Last Thursday the U.S. House of Representatives passed the National Quantum Initiative Act (NQIA) intended to accelerate quantum computing research and developm Read more…

By John Russell

Summit Supercomputer is Already Making its Mark on Science

September 20, 2018

Summit, now the fastest supercomputer in the world, is quickly making its mark in science – five of the six finalists just announced for the prestigious 2018 Read more…

By John Russell

New Deep Learning Algorithm Solves Rubik’s Cube

July 25, 2018

Solving (and attempting to solve) Rubik’s Cube has delighted millions of puzzle lovers since 1974 when the cube was invented by Hungarian sculptor and archite Read more…

By John Russell

AMD’s EPYC Road to Redemption in Six Slides

June 21, 2018

A year ago AMD returned to the server market with its EPYC processor line. The earth didn’t tremble but folks took notice. People remember the Opteron fondly Read more…

By John Russell

Leading Solution Providers

HPC on Wall Street 2018 Booth Video Tours Playlist

Arista

Dell EMC

IBM

Intel

RStor

VMWare

D-Wave Breaks New Ground in Quantum Simulation

July 16, 2018

Last Friday D-Wave scientists and colleagues published work in Science which they say represents the first fulfillment of Richard Feynman’s 1982 notion that Read more…

By John Russell

TACC’s ‘Frontera’ Supercomputer Expands Horizon for Extreme-Scale Science

August 29, 2018

The National Science Foundation and the Texas Advanced Computing Center announced today that a new system, called Frontera, will overtake Stampede 2 as the fast Read more…

By Tiffany Trader

HPE No. 1, IBM Surges, in ‘Bucking Bronco’ High Performance Server Market

September 27, 2018

Riding healthy U.S. and global economies, strong demand for AI-capable hardware and other tailwind trends, the high performance computing server market jumped 28 percent in the second quarter 2018 to $3.7 billion, up from $2.9 billion for the same period last year, according to industry analyst firm Hyperion Research. Read more…

By Doug Black

Intel Announces Cooper Lake, Advances AI Strategy

August 9, 2018

Intel's chief datacenter exec Navin Shenoy kicked off the company's Data-Centric Innovation Summit Wednesday, the day-long program devoted to Intel's datacenter Read more…

By Tiffany Trader

GPUs Power Five of World’s Top Seven Supercomputers

June 25, 2018

The top 10 echelon of the newly minted Top500 list boasts three powerful new systems with one common engine: the Nvidia Volta V100 general-purpose graphics proc Read more…

By Tiffany Trader

MLPerf – Will New Machine Learning Benchmark Help Propel AI Forward?

May 2, 2018

Let the AI benchmarking wars begin. Today, a diverse group from academia and industry – Google, Baidu, Intel, AMD, Harvard, and Stanford among them – releas Read more…

By John Russell

Germany Celebrates Launch of Two Fastest Supercomputers

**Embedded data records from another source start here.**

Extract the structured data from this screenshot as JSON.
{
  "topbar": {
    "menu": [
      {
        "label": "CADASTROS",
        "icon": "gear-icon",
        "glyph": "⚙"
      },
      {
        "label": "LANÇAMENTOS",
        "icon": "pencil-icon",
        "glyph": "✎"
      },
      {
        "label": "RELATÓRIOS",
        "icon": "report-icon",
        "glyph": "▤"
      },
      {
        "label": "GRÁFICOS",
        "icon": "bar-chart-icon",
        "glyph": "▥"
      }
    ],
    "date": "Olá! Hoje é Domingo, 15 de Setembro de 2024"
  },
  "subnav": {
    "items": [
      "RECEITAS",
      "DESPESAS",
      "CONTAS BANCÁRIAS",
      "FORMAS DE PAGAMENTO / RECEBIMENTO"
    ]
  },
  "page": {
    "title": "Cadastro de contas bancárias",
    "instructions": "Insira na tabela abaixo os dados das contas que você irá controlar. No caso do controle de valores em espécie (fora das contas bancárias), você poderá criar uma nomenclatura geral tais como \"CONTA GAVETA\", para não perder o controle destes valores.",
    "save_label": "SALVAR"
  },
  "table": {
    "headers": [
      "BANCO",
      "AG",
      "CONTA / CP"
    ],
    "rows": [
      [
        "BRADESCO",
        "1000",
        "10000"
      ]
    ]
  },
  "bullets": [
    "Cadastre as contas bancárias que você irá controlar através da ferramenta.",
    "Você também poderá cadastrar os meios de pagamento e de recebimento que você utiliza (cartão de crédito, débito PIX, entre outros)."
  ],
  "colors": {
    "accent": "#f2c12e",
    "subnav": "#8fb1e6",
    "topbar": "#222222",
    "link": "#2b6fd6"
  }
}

September 26, 2018

The new high-performance computer SuperMUC-NG at the Leibniz Supercomputing Center (LRZ) in Garching is the fastest computer in Germany and one of the fastest i Read more…

By Tiffany Trader

Aerodynamic Simulation Reveals Best Position in a Peloton of Cyclists

July 5, 2018

Eindhoven University of Technology (TU/e) and KU Leuven research group conducts the largest numerical simulation ever done in the sport industry and cycling discipline. The goal was to understand the aerodynamic interactions in the peloton, i.e., the main pack of cyclists in a race. Read more…

  • arrow
  • Click Here for More Headlines
  • arrow
Do NOT follow this link or you will be banned from the site!
Share This